The custom in Jewish households in the 1950s and ’60s when Dave Liebman was growing up was for children to learn to play an instrument as part of their basic education.
Back then, television was barely making a blip in their lives. Music, be it classical, show tunes, rock or jazz, was a much bigger deal.
Living in Brooklyn, Liebman, who would go on to become one of the greatest saxophone players of his generation — and who is still going strong at 69 — was typical. Still, he didn’t get his first choice right away.
“I played piano at the insistence of my parents,” said Liebman, who’ll be playing second fiddle — so to speak — when the Charles Evans Quartet performs Sept. 18 at the Art Alliance, sponsored by Ars Nova Workshop. “They said, ‘If you want to play something else you need to take at least two yearsof piano.’
“It was the wisest decision my family ever made for me. Then I played clarinet for a year, before I got a chance to go for the sax. I was a rock ’n’ roll fanatic and had heard early on the sax was a very dominant instrument.”
Certainly it has been through the years with Liebman on the horn. Recipient of numerous awards, including National Endowment for the Arts Jazz Master, in addition to being a two-time Grammy nominee and inductee into the International Association of Jazz Educators Hall of Fame, Liebman has become a legend.
Returning to Philadelphia, which has a rich jazz history and where he’s performed on several occasions — at the Painted Bride and, most recently, at the World Café Live — is special. Returning to play alongside Evans is carrying on a tradition that has become a hallmark of jazz.
“He was my student nearly 20 years ago,” explained Liebman, who’s been living in the Poconos — which has become a jazz musicians’ haven — the past 30 years. “He dedicated a piece to me, inspired by things I taught him. Mentor playing with mentee is very common in jazz. It’s very historic going back to Louis Armstrong and King Oliver.
“It’s fun to be on the same stage with somebody you played with, as I did with Miles Davis.”
Liebman was just getting started in the business when he joined the famed trumpeter’s company. “I was with him a year and a half, from ’73 to ’74,” said Liebman, whose expertise is soprano sax, which physically resembles a clarinet. “It’s the top of food chain as an apprentice.

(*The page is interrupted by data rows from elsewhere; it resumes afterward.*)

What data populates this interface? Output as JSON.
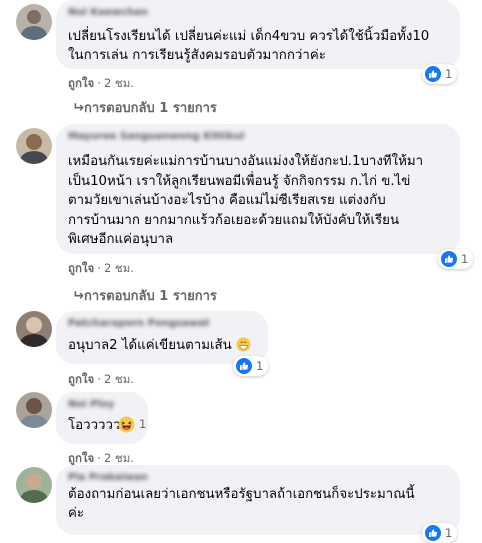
{
  "comments": [
    {
      "author": "Nui Kaewchan",
      "lines": [
        "เปลี่ยนโรงเรียนได้ เปลี่ยนค่ะแม่ เด็ก4ขวบ ควรได้ใช้นิ้วมือทั้ง10",
        "ในการเล่น การเรียนรู้สังคมรอบตัวมากกว่าค่ะ"
      ],
      "like_label": "ถูกใจ",
      "time": "2 ชม.",
      "reaction_count": "1",
      "reply_label": "การตอบกลับ 1 รายการ"
    },
    {
      "author": "Mayuree Sanguanwong Kittikul",
      "lines": [
        "เหมือนกันเรยค่ะแม่การบ้านบางอันแม่งงให้ยังกะป.1บางทีให้มา",
        "เป็น10หน้า เราให้ลูกเรียนพอมีเพื่อนรู้ จักกิจกรรม ก.ไก่ ข.ไข่",
        "ตามวัยเขาเล่นบ้างอะไรบ้าง คือแม่ไม่ซีเรียสเรย แต่งงกับ",
        "การบ้านมาก ยากมากแร้วก้อเยอะด้วยแถมให้บังคับให้เรียน",
        "พิเศษอีกแค่อนุบาล"
      ],
      "like_label": "ถูกใจ",
      "time": "2 ชม.",
      "reaction_count": "1",
      "reply_label": "การตอบกลับ 1 รายการ"
    },
    {
      "author": "Patcharaporn Pongsawat",
      "lines": [
        "อนุบาล2 ได้แค่เขียนตามเส้น"
      ],
      "like_label": "ถูกใจ",
      "time": "2 ชม.",
      "reaction_count": "1"
    },
    {
      "author": "Noi Ploy",
      "lines": [
        "โอววววว"
      ],
      "like_label": "ถูกใจ",
      "time": "2 ชม.",
      "reaction_count": "1"
    },
    {
      "author": "Pla Prakaiwan",
      "lines": [
        "ต้องถามก่อนเลยว่าเอกชนหรือรัฐบาลถ้าเอกชนก็จะประมาณนี้",
        "ค่ะ"
      ],
      "reaction_count": "1"
    }
  ],
  "colors": {
    "bubble": "#f0f2f5",
    "meta": "#65676b",
    "like_blue": "#1877f2"
  },
  "icons": [
    "like-icon",
    "haha-icon",
    "grin-emoji",
    "reply-arrow-icon"
  ]
}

“As a saxophone player, you’re stepping into the shoes of John Coltrane and other people. Since then, I collaborated with groups and started playing my own music. To be with Miles Davis was a lesson in how to lead a band and how to handle the crazy personalities.”
Describing his own personality, Liebman says he’s neither too high-strung nor too laid back. “I’m the middle matzah, ready to be eaten,” he laughed. “The biggest change is the education. They’re learning music from books rather than actual bandstands. The opportunity to play live has gone down. At the same time, the talent pool has grown enormously. So we have this great number of musicians dressed for the party with nowhere to go.”

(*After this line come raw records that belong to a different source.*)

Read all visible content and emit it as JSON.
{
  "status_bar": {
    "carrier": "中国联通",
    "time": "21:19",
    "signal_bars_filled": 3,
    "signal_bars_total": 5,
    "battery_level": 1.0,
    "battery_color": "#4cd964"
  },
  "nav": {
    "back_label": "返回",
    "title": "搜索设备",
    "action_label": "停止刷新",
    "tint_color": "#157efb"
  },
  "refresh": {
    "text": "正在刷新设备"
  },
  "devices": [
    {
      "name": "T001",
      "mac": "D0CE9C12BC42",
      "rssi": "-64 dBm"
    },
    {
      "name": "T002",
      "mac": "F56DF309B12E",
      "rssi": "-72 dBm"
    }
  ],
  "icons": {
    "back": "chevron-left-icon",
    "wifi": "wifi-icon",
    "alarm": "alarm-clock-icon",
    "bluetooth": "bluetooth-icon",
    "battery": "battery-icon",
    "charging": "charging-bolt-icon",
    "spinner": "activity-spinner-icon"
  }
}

Charlie Evans, though, can thank Liebman for his party. He enthused that playing alongside him is “a dream come true.” “He really is No. l on the soprano sax,” said the 37-year-old Evans, who welcomes a chance to return to town, after studying at the University of the Arts. “There’s no one like him on that instrument.
“He has the ability to be both a top-level performer and a top-level teacher. He’s very caring and giving. Jazz uses the term ‘apprenticeship.’ Dave worked with Alvin Jones and Miles Davis when he was young, Now, he looks to people like me and the younger generation to pass on the torch and give back.

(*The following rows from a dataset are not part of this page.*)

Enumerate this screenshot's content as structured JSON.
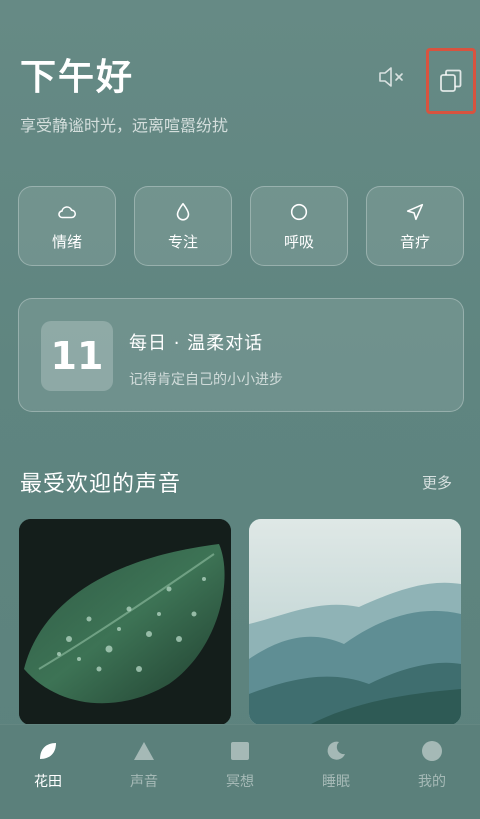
{
  "header": {
    "greeting": "下午好",
    "subtitle": "享受静谧时光，远离喧嚣纷扰"
  },
  "icons": {
    "mute": "speaker-mute-icon",
    "copy": "copy-icon"
  },
  "categories": [
    {
      "label": "情绪",
      "icon": "cloud-icon"
    },
    {
      "label": "专注",
      "icon": "drop-icon"
    },
    {
      "label": "呼吸",
      "icon": "circle-icon"
    },
    {
      "label": "音疗",
      "icon": "send-arrow-icon"
    }
  ],
  "daily": {
    "day": "11",
    "title": "每日 · 温柔对话",
    "subtitle": "记得肯定自己的小小进步"
  },
  "popular": {
    "title": "最受欢迎的声音",
    "more": "更多"
  },
  "tabs": [
    {
      "label": "花田",
      "icon": "leaf-icon",
      "active": true
    },
    {
      "label": "声音",
      "icon": "triangle-icon",
      "active": false
    },
    {
      "label": "冥想",
      "icon": "square-icon",
      "active": false
    },
    {
      "label": "睡眠",
      "icon": "moon-icon",
      "active": false
    },
    {
      "label": "我的",
      "icon": "profile-circle-icon",
      "active": false
    }
  ],
  "colors": {
    "background": "#5f8580",
    "highlight_border": "#d8533f"
  }
}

“Playing with Liebman and playing music I wrote and worked on in Philly is coming full circle.”
For Liebman, who’ll join Evans, Tony Martino on bass and Ron Stabinsky on piano in an unusual quartet that won’t use any drums — usually a jazz staple — it’s just as meaningful, “Charlie’s music is quite avant garde,” said Liebman, whose resume also includes publishing a number of books on jazz and instructional videos, as well as his 2012 autobiography What It Is: the Life of a Jazz Artist. “It’s not Sholom Aleichem. It’s not even straight ahead jazz. It’s challenging to listen to and to play.”
But since he was a little boy in Brooklyn learning the piano, Dave Liebman has always welcomed challenges. “I’ve been playing music since I was a kid,” said Liebman, who often contributes to Temple Israel of the Poconos in Stroudsburg. “I definitely keep improving and my peers continue to refine themselves. When you do something over and over, you get better at it.”